But I do believe that what you make of the life you've been given, how you respond, what you let it turn you into, is under your control. You can't control what people do around you, but you can determine your own behavior, what you let your life make you. And, in that, I always felt we drove karmic justice.
Now, karmic justice as a notion's pretty prevalent in most religions that I know of. In some places it's the belief of some sort of resort vacation after you die where you're pampered and spoiled to make up for the struggles/temptations you went through without letting it corrupt you with the down side being if you're corrupted (by whatever that religion's definition of corruption might be), you lose it all and go straight to eternal torment. Others are similar in nature to my own (Buddhism/Hinduism, for example) where you get multiple tries make yourself a good/enlightened individual until you've finally figured it out to go to the next level.
Most religions also have elements of the "what goes around comes around" philosophy for the same life, that includes the pagan ones and the ones who can't mention heaven/hell without laughing and wiping their eyes. Reaping what you sow, getting evil you spread threefold back, etc, these are all common notions just like the Golden Rule (which is pretty much the common kernel in every religion I know about).
The problem is, at least for me, I want to believe it, and wanting something to be true does terrible things to your objectivity.

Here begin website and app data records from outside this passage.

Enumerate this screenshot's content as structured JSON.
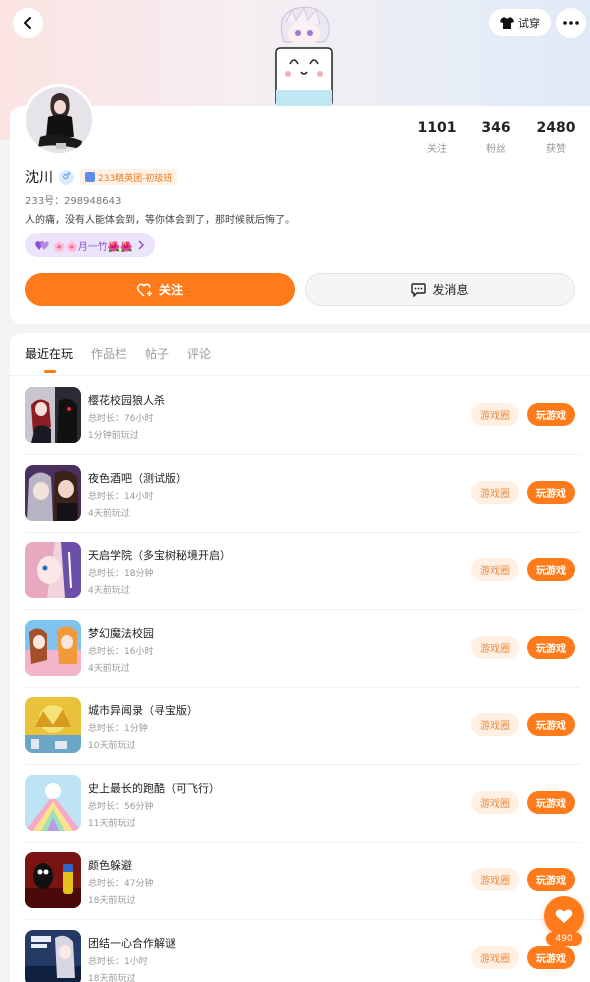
{
  "header": {
    "try_on_label": "试穿"
  },
  "profile": {
    "stats": [
      {
        "value": "1101",
        "label": "关注"
      },
      {
        "value": "346",
        "label": "粉丝"
      },
      {
        "value": "2480",
        "label": "获赞"
      }
    ],
    "name": "沈川",
    "gender_symbol": "♂",
    "badge_label": "233精英团-初级班",
    "uid": "233号：298948643",
    "bio": "人的痛，没有人能体会到，等你体会到了，那时候就后悔了。",
    "tag_label": "🌸🌸月一竹🌺🌺",
    "follow_label": "关注",
    "message_label": "发消息"
  },
  "tabs": [
    {
      "label": "最近在玩"
    },
    {
      "label": "作品栏"
    },
    {
      "label": "帖子"
    },
    {
      "label": "评论"
    }
  ],
  "games": [
    {
      "title": "樱花校园狼人杀",
      "duration": "总时长：76小时",
      "last_played": "1分钟前玩过",
      "circle_label": "游戏圈",
      "play_label": "玩游戏"
    },
    {
      "title": "夜色酒吧（测试版）",
      "duration": "总时长：14小时",
      "last_played": "4天前玩过",
      "circle_label": "游戏圈",
      "play_label": "玩游戏"
    },
    {
      "title": "天启学院（多宝树秘境开启）",
      "duration": "总时长：18分钟",
      "last_played": "4天前玩过",
      "circle_label": "游戏圈",
      "play_label": "玩游戏"
    },
    {
      "title": "梦幻魔法校园",
      "duration": "总时长：16小时",
      "last_played": "4天前玩过",
      "circle_label": "游戏圈",
      "play_label": "玩游戏"
    },
    {
      "title": "城市异闻录（寻宝版）",
      "duration": "总时长：1分钟",
      "last_played": "10天前玩过",
      "circle_label": "游戏圈",
      "play_label": "玩游戏"
    },
    {
      "title": "史上最长的跑酷（可飞行）",
      "duration": "总时长：56分钟",
      "last_played": "11天前玩过",
      "circle_label": "游戏圈",
      "play_label": "玩游戏"
    },
    {
      "title": "颜色躲避",
      "duration": "总时长：47分钟",
      "last_played": "18天前玩过",
      "circle_label": "游戏圈",
      "play_label": "玩游戏"
    },
    {
      "title": "团结一心合作解谜",
      "duration": "总时长：1小时",
      "last_played": "18天前玩过",
      "circle_label": "游戏圈",
      "play_label": "玩游戏"
    }
  ],
  "fab": {
    "count": "490"
  },
  "colors": {
    "accent": "#ff7a1a",
    "circle_bg": "#fff0e3",
    "tag_bg": "#ebe4fb"
  }
}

I want to believe that people who are ruthless assholes end up being lonely and emotionally bereft even if they are outwardly successful. I want to believe that people who are kind and giving never end up dying alone and forgotten. I want to believe that the caliber, if not quantity of the people who love you are a reflection of your own capacity for love, for giving, for fun, and perhaps intelligence and general interesting,er, -ness.

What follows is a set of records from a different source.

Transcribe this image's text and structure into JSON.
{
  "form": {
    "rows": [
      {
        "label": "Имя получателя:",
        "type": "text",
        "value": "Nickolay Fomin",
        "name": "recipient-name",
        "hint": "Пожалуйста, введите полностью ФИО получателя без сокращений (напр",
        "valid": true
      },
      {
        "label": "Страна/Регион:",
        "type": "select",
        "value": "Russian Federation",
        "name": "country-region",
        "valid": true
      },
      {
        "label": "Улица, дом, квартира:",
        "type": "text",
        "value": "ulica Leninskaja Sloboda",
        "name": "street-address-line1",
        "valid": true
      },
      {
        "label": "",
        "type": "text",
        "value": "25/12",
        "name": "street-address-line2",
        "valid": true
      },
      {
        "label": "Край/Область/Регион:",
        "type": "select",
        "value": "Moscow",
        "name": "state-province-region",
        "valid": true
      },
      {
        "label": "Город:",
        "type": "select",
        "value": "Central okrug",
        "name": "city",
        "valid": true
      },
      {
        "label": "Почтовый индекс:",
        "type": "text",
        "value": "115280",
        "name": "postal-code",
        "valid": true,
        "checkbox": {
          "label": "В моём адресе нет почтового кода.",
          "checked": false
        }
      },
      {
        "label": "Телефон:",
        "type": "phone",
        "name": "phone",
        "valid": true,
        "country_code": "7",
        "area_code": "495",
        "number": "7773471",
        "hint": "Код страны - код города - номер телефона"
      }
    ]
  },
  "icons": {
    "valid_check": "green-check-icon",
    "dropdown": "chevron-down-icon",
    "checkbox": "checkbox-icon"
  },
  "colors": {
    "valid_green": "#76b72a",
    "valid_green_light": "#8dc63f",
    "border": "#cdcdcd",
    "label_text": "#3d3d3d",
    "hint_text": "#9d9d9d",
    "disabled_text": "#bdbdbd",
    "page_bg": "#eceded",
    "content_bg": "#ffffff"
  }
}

---------The following section is optional whiny self-pity and skipping it is recommended----------------
But I don't know that it's true and now, as I slide into what is undoubtedly the second half of my life, I find my beliefs challenged: either it's not true (which is certainly possible but very depressing), I have done some pretty horrible things in my past lives that have doomed me to loneliness in this one, or I'm not nearly so nice a person as I want to think I am. I'm not sure which idea is the most tragic.
So, given that most of my trains of thought have been leading me down the spiral to greater misery, and self-pity makes me hate myself passionately which is hardly conducive to breaking out from depression, I thought I might just be spending too much time in my own brain.
Maybe some of you have some insight that might help me see this in a new perspective.
Bear in mind that I do know I have a great deal to be grateful for. From a material standpoint, I'm in far better shape than many (and what challenges I do have make me wonder how single mothers working minimum wage possibly survive raising children alone). I have children with some challenges, but they are sweet, beautiful, unique and healthy. I have friends, mostly at a distance, who are the very finest people, though I wonder if distance actually helps them stay friends with me.
I know that focusing on what one doesn't have is a recipe for disaster, but, when I try to just accept my current situation as my life for my remaining few decades, it's like stepping into the abyss of despair. I'm thinking that can't be good. I had not realized how much of my life I've tolerated and swallowed and accepted the situation because I believed, in the long run, someone someday would be able to love me as myself. I don't know what to do if I have to accept that isn't true.
---------------End (no really) of whiny self-pity section. Hopefully, I'll excise it in a revision----------
So, what do you think? Do you think our fates are predetermined, solely a result of our own actions, or a combination? Do you think that, one way or another, people get what they deserve?
I could use some outside opinions.